▶ [WHAT IS BEING ASKED] Every record is to be restated exactly, with nothing left out.

[Opening SOURCE MATERIAL section]

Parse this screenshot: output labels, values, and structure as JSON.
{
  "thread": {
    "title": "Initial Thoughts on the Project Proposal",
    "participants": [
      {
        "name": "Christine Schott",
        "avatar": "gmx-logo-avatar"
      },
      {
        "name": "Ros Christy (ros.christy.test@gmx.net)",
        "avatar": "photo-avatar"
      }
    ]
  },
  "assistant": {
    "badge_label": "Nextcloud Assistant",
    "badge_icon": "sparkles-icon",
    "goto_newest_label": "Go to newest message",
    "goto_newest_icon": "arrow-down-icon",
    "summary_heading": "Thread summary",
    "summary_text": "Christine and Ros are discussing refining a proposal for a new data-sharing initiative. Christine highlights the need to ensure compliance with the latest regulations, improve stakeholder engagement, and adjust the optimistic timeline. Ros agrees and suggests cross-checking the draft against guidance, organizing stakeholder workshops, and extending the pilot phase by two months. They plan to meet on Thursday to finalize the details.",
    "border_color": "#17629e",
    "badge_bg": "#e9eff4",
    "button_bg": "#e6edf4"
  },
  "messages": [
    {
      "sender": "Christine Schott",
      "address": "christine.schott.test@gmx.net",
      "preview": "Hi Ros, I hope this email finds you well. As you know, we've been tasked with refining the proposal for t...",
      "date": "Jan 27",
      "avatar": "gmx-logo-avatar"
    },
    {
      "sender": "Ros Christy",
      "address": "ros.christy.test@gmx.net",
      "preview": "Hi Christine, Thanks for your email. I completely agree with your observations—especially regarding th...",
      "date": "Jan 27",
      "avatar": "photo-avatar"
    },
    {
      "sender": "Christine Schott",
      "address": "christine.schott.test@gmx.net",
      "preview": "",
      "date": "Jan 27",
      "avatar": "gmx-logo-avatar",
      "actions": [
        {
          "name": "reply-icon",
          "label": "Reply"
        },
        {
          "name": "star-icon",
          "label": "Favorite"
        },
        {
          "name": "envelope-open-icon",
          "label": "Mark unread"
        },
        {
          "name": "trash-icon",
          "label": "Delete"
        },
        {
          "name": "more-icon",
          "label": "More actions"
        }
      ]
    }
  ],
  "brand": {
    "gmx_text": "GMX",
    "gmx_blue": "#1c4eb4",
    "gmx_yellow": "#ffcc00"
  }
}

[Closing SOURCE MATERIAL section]

▶ [PROBLEM SOLUTION]
Parse this screenshot: output labels, values, and structure as JSON.
{
  "thread": {
    "title": "Initial Thoughts on the Project Proposal",
    "participants": [
      {
        "name": "Christine Schott",
        "avatar": "gmx-logo-avatar"
      },
      {
        "name": "Ros Christy (ros.christy.test@gmx.net)",
        "avatar": "photo-avatar"
      }
    ]
  },
  "assistant": {
    "badge_label": "Nextcloud Assistant",
    "badge_icon": "sparkles-icon",
    "goto_newest_label": "Go to newest message",
    "goto_newest_icon": "arrow-down-icon",
    "summary_heading": "Thread summary",
    "summary_text": "Christine and Ros are discussing refining a proposal for a new data-sharing initiative. Christine highlights the need to ensure compliance with the latest regulations, improve stakeholder engagement, and adjust the optimistic timeline. Ros agrees and suggests cross-checking the draft against guidance, organizing stakeholder workshops, and extending the pilot phase by two months. They plan to meet on Thursday to finalize the details.",
    "border_color": "#17629e",
    "badge_bg": "#e9eff4",
    "button_bg": "#e6edf4"
  },
  "messages": [
    {
      "sender": "Christine Schott",
      "address": "christine.schott.test@gmx.net",
      "preview": "Hi Ros, I hope this email finds you well. As you know, we've been tasked with refining the proposal for t...",
      "date": "Jan 27",
      "avatar": "gmx-logo-avatar"
    },
    {
      "sender": "Ros Christy",
      "address": "ros.christy.test@gmx.net",
      "preview": "Hi Christine, Thanks for your email. I completely agree with your observations—especially regarding th...",
      "date": "Jan 27",
      "avatar": "photo-avatar"
    },
    {
      "sender": "Christine Schott",
      "address": "christine.schott.test@gmx.net",
      "preview": "",
      "date": "Jan 27",
      "avatar": "gmx-logo-avatar",
      "actions": [
        {
          "name": "reply-icon",
          "label": "Reply"
        },
        {
          "name": "star-icon",
          "label": "Favorite"
        },
        {
          "name": "envelope-open-icon",
          "label": "Mark unread"
        },
        {
          "name": "trash-icon",
          "label": "Delete"
        },
        {
          "name": "more-icon",
          "label": "More actions"
        }
      ]
    }
  ],
  "brand": {
    "gmx_text": "GMX",
    "gmx_blue": "#1c4eb4",
    "gmx_yellow": "#ffcc00"
  }
}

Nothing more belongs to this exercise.